Exercise description
Each entry should be set down exactly as written, except for any picture it holds.

Data extracts
* * *
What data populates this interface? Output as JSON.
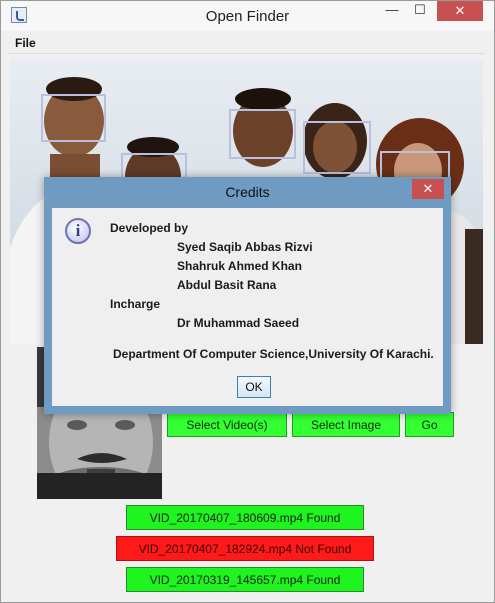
{
  "window": {
    "title": "Open Finder",
    "minimize_glyph": "—",
    "maximize_glyph": "☐",
    "close_glyph": "✕"
  },
  "menubar": {
    "file_label": "File"
  },
  "buttons": {
    "select_videos": "Select Video(s)",
    "select_image": "Select Image",
    "go": "Go"
  },
  "results": [
    {
      "text": "VID_20170407_180609.mp4   Found",
      "status": "found"
    },
    {
      "text": "VID_20170407_182924.mp4   Not Found",
      "status": "not-found"
    },
    {
      "text": "VID_20170319_145657.mp4   Found",
      "status": "found"
    }
  ],
  "dialog": {
    "title": "Credits",
    "close_glyph": "✕",
    "icon_glyph": "i",
    "developed_by_label": "Developed by",
    "developers": [
      "Syed  Saqib Abbas Rizvi",
      "Shahruk Ahmed Khan",
      "Abdul Basit Rana"
    ],
    "incharge_label": "Incharge",
    "incharge_name": "Dr Muhammad Saeed",
    "department": "Department Of Computer Science,University Of Karachi.",
    "ok_label": "OK"
  },
  "colors": {
    "found_green": "#1ef51e",
    "not_found_red": "#ff1a1a",
    "button_green": "#33ff33",
    "dialog_frame": "#6f9ac2",
    "close_red": "#c75050"
  }
}
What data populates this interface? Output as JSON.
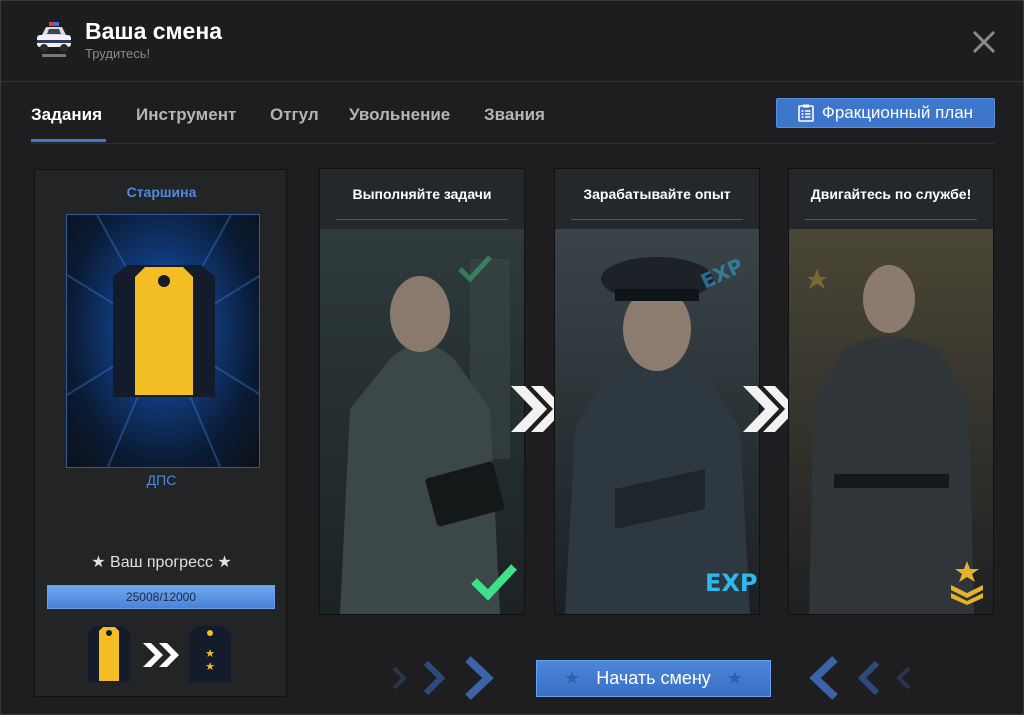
{
  "header": {
    "title": "Ваша смена",
    "subtitle": "Трудитесь!"
  },
  "tabs": [
    {
      "label": "Задания",
      "active": true
    },
    {
      "label": "Инструмент",
      "active": false
    },
    {
      "label": "Отгул",
      "active": false
    },
    {
      "label": "Увольнение",
      "active": false
    },
    {
      "label": "Звания",
      "active": false
    }
  ],
  "plan_button": {
    "label": "Фракционный план",
    "icon": "clipboard-list-icon"
  },
  "rank": {
    "name": "Старшина",
    "unit": "ДПС",
    "progress_label": "★ Ваш прогресс ★",
    "progress_text": "25008/12000",
    "progress_fraction": 1.0
  },
  "cards": [
    {
      "title": "Выполняйте задачи",
      "corner_icon": "checkmark-icon"
    },
    {
      "title": "Зарабатывайте опыт",
      "corner_icon": "exp-icon",
      "corner_text": "EXP"
    },
    {
      "title": "Двигайтесь по службе!",
      "corner_icon": "rank-chevron-icon"
    }
  ],
  "start_button": {
    "label": "Начать смену"
  },
  "colors": {
    "accent": "#3e76cc",
    "rank_yellow": "#f3bd24",
    "check_green": "#3ee08a",
    "exp_blue": "#2fb8f0"
  }
}
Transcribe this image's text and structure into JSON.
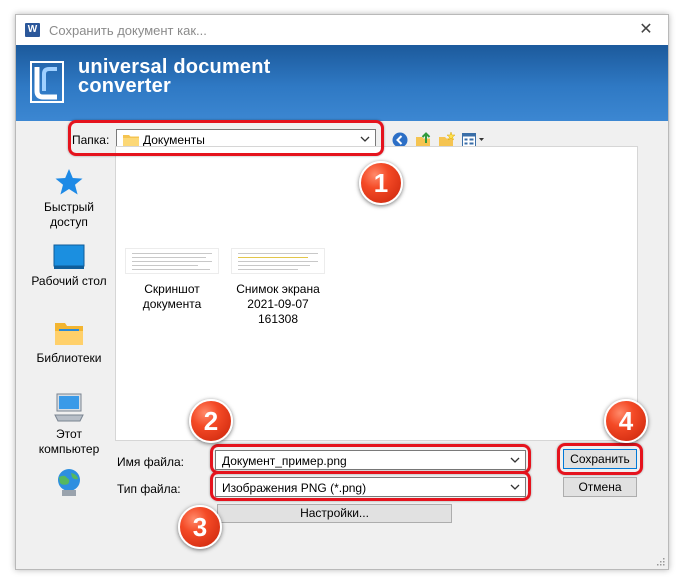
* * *
Result of the exercise
What data populates this interface? Output as JSON.
{
  "window": {
    "title": "Open Finder",
    "minimize_glyph": "—",
    "maximize_glyph": "☐",
    "close_glyph": "✕"
  },
  "menubar": {
    "file_label": "File"
  },
  "buttons": {
    "select_videos": "Select Video(s)",
    "select_image": "Select Image",
    "go": "Go"
  },
  "results": [
    {
      "text": "VID_20170407_180609.mp4   Found",
      "status": "found"
    },
    {
      "text": "VID_20170407_182924.mp4   Not Found",
      "status": "not-found"
    },
    {
      "text": "VID_20170319_145657.mp4   Found",
      "status": "found"
    }
  ],
  "dialog": {
    "title": "Credits",
    "close_glyph": "✕",
    "icon_glyph": "i",
    "developed_by_label": "Developed by",
    "developers": [
      "Syed  Saqib Abbas Rizvi",
      "Shahruk Ahmed Khan",
      "Abdul Basit Rana"
    ],
    "incharge_label": "Incharge",
    "incharge_name": "Dr Muhammad Saeed",
    "department": "Department Of Computer Science,University Of Karachi.",
    "ok_label": "OK"
  },
  "colors": {
    "found_green": "#1ef51e",
    "not_found_red": "#ff1a1a",
    "button_green": "#33ff33",
    "dialog_frame": "#6f9ac2",
    "close_red": "#c75050"
  }
}
What data populates this interface? Output as JSON.
{
  "header": {
    "title": "Ваша смена",
    "subtitle": "Трудитесь!"
  },
  "tabs": [
    {
      "label": "Задания",
      "active": true
    },
    {
      "label": "Инструмент",
      "active": false
    },
    {
      "label": "Отгул",
      "active": false
    },
    {
      "label": "Увольнение",
      "active": false
    },
    {
      "label": "Звания",
      "active": false
    }
  ],
  "plan_button": {
    "label": "Фракционный план",
    "icon": "clipboard-list-icon"
  },
  "rank": {
    "name": "Старшина",
    "unit": "ДПС",
    "progress_label": "★ Ваш прогресс ★",
    "progress_text": "25008/12000",
    "progress_fraction": 1.0
  },
  "cards": [
    {
      "title": "Выполняйте задачи",
      "corner_icon": "checkmark-icon"
    },
    {
      "title": "Зарабатывайте опыт",
      "corner_icon": "exp-icon",
      "corner_text": "EXP"
    },
    {
      "title": "Двигайтесь по службе!",
      "corner_icon": "rank-chevron-icon"
    }
  ],
  "start_button": {
    "label": "Начать смену"
  },
  "colors": {
    "accent": "#3e76cc",
    "rank_yellow": "#f3bd24",
    "check_green": "#3ee08a",
    "exp_blue": "#2fb8f0"
  }
}
Transcribe this image's text and structure into JSON.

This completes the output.